The digital economy has been a major boon to U.S. domestic and international trade, as is documented by a new report by the United States International Trade Commission entitled Digital Trade in the U.S. and Global Economies (summary here). And even though the report shows important benefits from digital trade, those benefits are likely understated. This is because the report limited its analysis to “digitally intensive” sectors, which means that its numbers exclude contributions from firms that only use digital trade as a smaller part of their business.
Still, digital trade has made quite an impact: the report estimates that digital trade has raised real U.S. GDP by $517.1-$710.7 billion (3.4−4.8 percent) by increasing productivity and lowering the costs of trade. By raising GDP, digital trade increased average wages, and the increased wages likely contributed to increased employment by as much as 2.4 million jobs.
Within digitally intensive industries (and likely within many non-digitally intensive industries, although the report focused on the former), the internet has come to play a major role in everyday commerce. Firms in these industries sell nearly a trillion dollars’ worth of goods and services yearly via the internet, 30 percent of which are digital-only goods. They also do a large amount of purchasing (e.g. B2B transactions) online.
Digital trade isn’t just benefiting large companies like Amazon or Google, either. Small and medium sized enterprises (SMEs) make up a quarter of digital trade sales and fully a third of digital trade purchases. In other words, digital purchasing has been widely adopted particularly by smaller businesses.

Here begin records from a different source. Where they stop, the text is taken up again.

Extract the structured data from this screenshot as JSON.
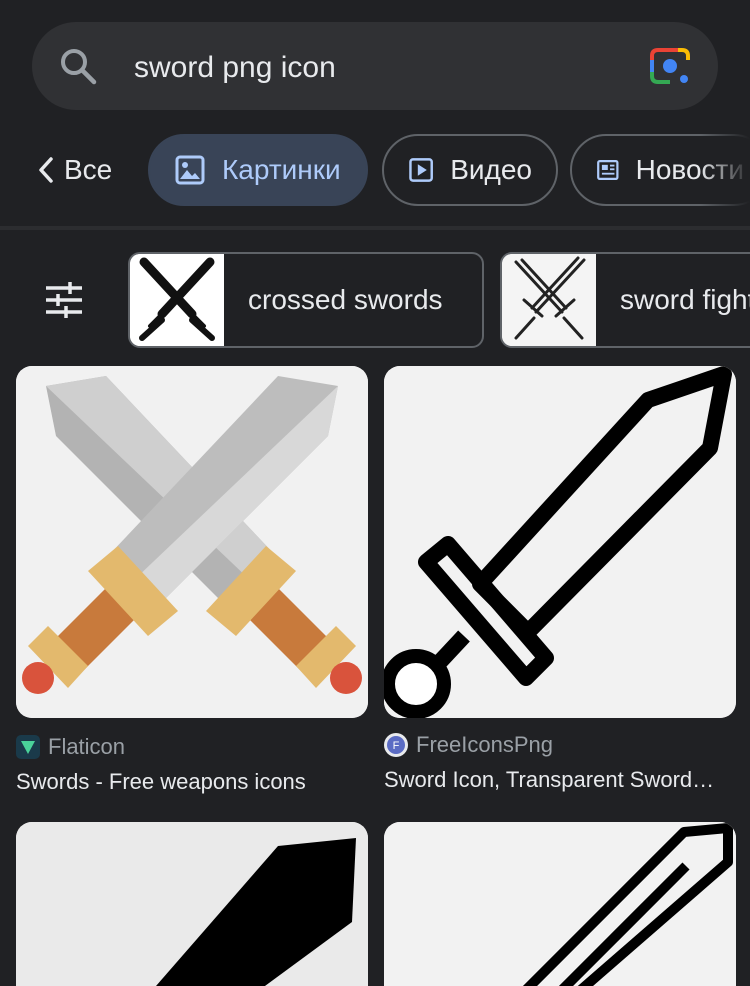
{
  "search": {
    "query": "sword png icon"
  },
  "tabs": {
    "back_label": "Все",
    "items": [
      {
        "label": "Картинки",
        "active": true
      },
      {
        "label": "Видео",
        "active": false
      },
      {
        "label": "Новости",
        "active": false
      }
    ]
  },
  "suggestions": [
    {
      "label": "crossed swords"
    },
    {
      "label": "sword fight"
    }
  ],
  "results": [
    {
      "source": "Flaticon",
      "title": "Swords - Free weapons icons"
    },
    {
      "source": "FreeIconsPng",
      "title": "Sword Icon, Transparent Sword Png"
    }
  ],
  "colors": {
    "background": "#202124",
    "search_bg": "#303134",
    "active_chip_bg": "#394457",
    "active_chip_text": "#aecbfa"
  },
  "icons": [
    "search-icon",
    "google-lens-icon",
    "chevron-left-icon",
    "image-icon",
    "play-icon",
    "news-icon",
    "filter-sliders-icon"
  ]
}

Despite these encouraging statistics, the report’s survey data and model estimates make clear that the benefits of digital trade could be much larger. Digital trade, particularly international digital trade, has been held back because many countries have not done enough to create the right policy environment for it to flourish. Non-tariff trade barriers such as localization requirements, market access limits, and even data privacy and protection requirements can make it difficult for U.S. firms to compete with local ones. The lack of regulation or regulatory enforcement can also make digital trade difficult, as intellectual property rights and clear systems of liability are paramount for a well-functioning digital trade regime.

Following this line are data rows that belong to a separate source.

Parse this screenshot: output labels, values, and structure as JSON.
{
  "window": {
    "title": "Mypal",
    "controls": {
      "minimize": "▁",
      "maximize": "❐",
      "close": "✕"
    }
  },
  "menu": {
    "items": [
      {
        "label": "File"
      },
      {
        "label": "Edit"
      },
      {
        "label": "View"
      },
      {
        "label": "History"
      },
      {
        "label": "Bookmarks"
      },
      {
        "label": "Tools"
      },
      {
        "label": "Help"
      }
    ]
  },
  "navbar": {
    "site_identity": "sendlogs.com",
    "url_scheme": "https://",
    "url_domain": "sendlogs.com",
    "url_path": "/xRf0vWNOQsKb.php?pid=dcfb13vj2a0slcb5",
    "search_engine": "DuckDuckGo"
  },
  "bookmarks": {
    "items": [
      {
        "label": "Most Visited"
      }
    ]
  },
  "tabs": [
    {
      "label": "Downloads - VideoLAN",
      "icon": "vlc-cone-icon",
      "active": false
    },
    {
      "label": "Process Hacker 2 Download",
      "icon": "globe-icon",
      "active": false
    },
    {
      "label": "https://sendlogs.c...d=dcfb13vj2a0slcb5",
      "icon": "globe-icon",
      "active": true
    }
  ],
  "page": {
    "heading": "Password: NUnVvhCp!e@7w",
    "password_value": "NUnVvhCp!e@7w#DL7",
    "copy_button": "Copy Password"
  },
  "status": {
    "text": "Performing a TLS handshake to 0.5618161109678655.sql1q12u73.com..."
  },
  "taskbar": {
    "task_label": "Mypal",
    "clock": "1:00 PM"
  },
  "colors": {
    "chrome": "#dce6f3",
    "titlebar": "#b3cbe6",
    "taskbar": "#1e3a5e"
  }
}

Although the idea that digital trade benefits the economy is not exactly revolutionary, the ITC report does a good job of summing up those benefits and also provides a number of interesting insights into how firms are using the internet to improve and expand their business. U.S. firms have many strengths, but they are facing increasingly strong competition. It is imperative that the competition is fair and that we continue to support the ongoing transition of U.S. businesses into the digital economy.
(photo courtesy of tweakfest)